"I came to Luther to study biology, but couldn't imagine my life without dance. I was thrilled that the liberal arts allowed me to pursue both of these passions."
-Deveny Miles '17
The dance minor at Luther is for the student who is continuing her/his study of dance, re-entering dance, or dancing for the first time. Luther supports a radical and progressive approach to that end through Movement Fundamentals, a dance curriculum that nurtures the birthright of moving efficiently, often, and creatively.
Dance at Luther focuses on learning the body and developing movement practices. These practices prepare our students for careers in dance or any other field.
Our program promotes respect for all body types and abilities. Dance students develop understanding of body, selfhood, and connection to others in relationship to research, practice, and performance.
"Adaptation, improvisation, observation, and creativity – these concepts were not only staples of the material in every dance course, but were practiced in a variety of environments and with a variety of intentions." -Sara Monde '15

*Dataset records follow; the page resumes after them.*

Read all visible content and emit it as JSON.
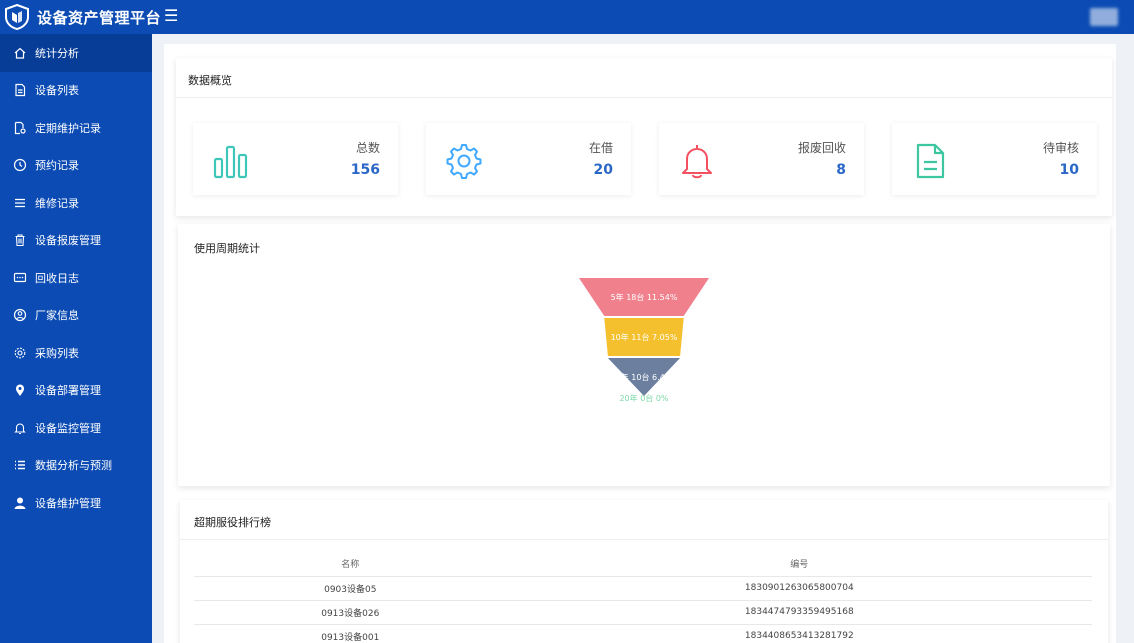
{
  "app": {
    "title": "设备资产管理平台"
  },
  "sidebar": {
    "items": [
      {
        "label": "统计分析",
        "icon": "home-icon"
      },
      {
        "label": "设备列表",
        "icon": "document-icon"
      },
      {
        "label": "定期维护记录",
        "icon": "file-settings-icon"
      },
      {
        "label": "预约记录",
        "icon": "clock-icon"
      },
      {
        "label": "维修记录",
        "icon": "menu-lines-icon"
      },
      {
        "label": "设备报废管理",
        "icon": "trash-icon"
      },
      {
        "label": "回收日志",
        "icon": "chat-icon"
      },
      {
        "label": "厂家信息",
        "icon": "user-circle-icon"
      },
      {
        "label": "采购列表",
        "icon": "gear-icon"
      },
      {
        "label": "设备部署管理",
        "icon": "location-pin-icon"
      },
      {
        "label": "设备监控管理",
        "icon": "bell-icon"
      },
      {
        "label": "数据分析与预测",
        "icon": "list-icon"
      },
      {
        "label": "设备维护管理",
        "icon": "person-icon"
      }
    ],
    "active_index": 0
  },
  "overview": {
    "title": "数据概览",
    "stats": [
      {
        "label": "总数",
        "value": "156",
        "icon": "bar-chart-icon",
        "color": "#3ec6b9"
      },
      {
        "label": "在借",
        "value": "20",
        "icon": "gear-icon",
        "color": "#40a9ff"
      },
      {
        "label": "报废回收",
        "value": "8",
        "icon": "bell-icon",
        "color": "#f5505f"
      },
      {
        "label": "待审核",
        "value": "10",
        "icon": "document-icon",
        "color": "#3ec6a0"
      }
    ]
  },
  "lifecycle": {
    "title": "使用周期统计",
    "chart_data": {
      "type": "funnel",
      "stages": [
        {
          "label": "5年 18台 11.54%",
          "value": 11.54,
          "color": "#f0808c"
        },
        {
          "label": "10年 11台 7.05%",
          "value": 7.05,
          "color": "#f5c02e"
        },
        {
          "label": "15年 10台 6.41%",
          "value": 6.41,
          "color": "#6c7f9f"
        },
        {
          "label": "20年 0台 0%",
          "value": 0,
          "color": "#7ed9a8"
        }
      ]
    }
  },
  "ranking": {
    "title": "超期服役排行榜",
    "columns": [
      "名称",
      "编号"
    ],
    "rows": [
      [
        "0903设备05",
        "1830901263065800704"
      ],
      [
        "0913设备026",
        "1834474793359495168"
      ],
      [
        "0913设备001",
        "1834408653413281792"
      ]
    ]
  }
}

The dance program at Luther produces two evening-length dance productions devised by the dance faculty in collaboration with student dance artists every year. We have open auditions and/or interviews for all faculty dance productions. We also support a variety of student-produced dance concerts, events, performances, and co-curricular and curricular dance happenings for all levels of dance enthusiasts and artists.
You dance! There are many career paths dancers can take. Dance alumni become dance artists, dance or movement teachers, or continue on to become dance scholars. Dance alumni pursue graduate and professional studies, certification and employment in: performance; choreography; dance or movement education; dance curators; dance studio or company management; somatic movement practices; somatic psychology; movement, dance, creative arts, or massage therapy; medicine; chiropractic arts; and much, much more.
In 2014, Professor Jane Hawley presented the Movement Fundamentals curriculum at Fostering the Future. This event was hosted by TISCH NYU: School of the Arts and Movement Research. At the conference, the dance program was recognized as one of twelve dance curriculum in the nation currently in practice for the year 2050. This indicates that the dance program is projected to continue to be relevant through the year 2050.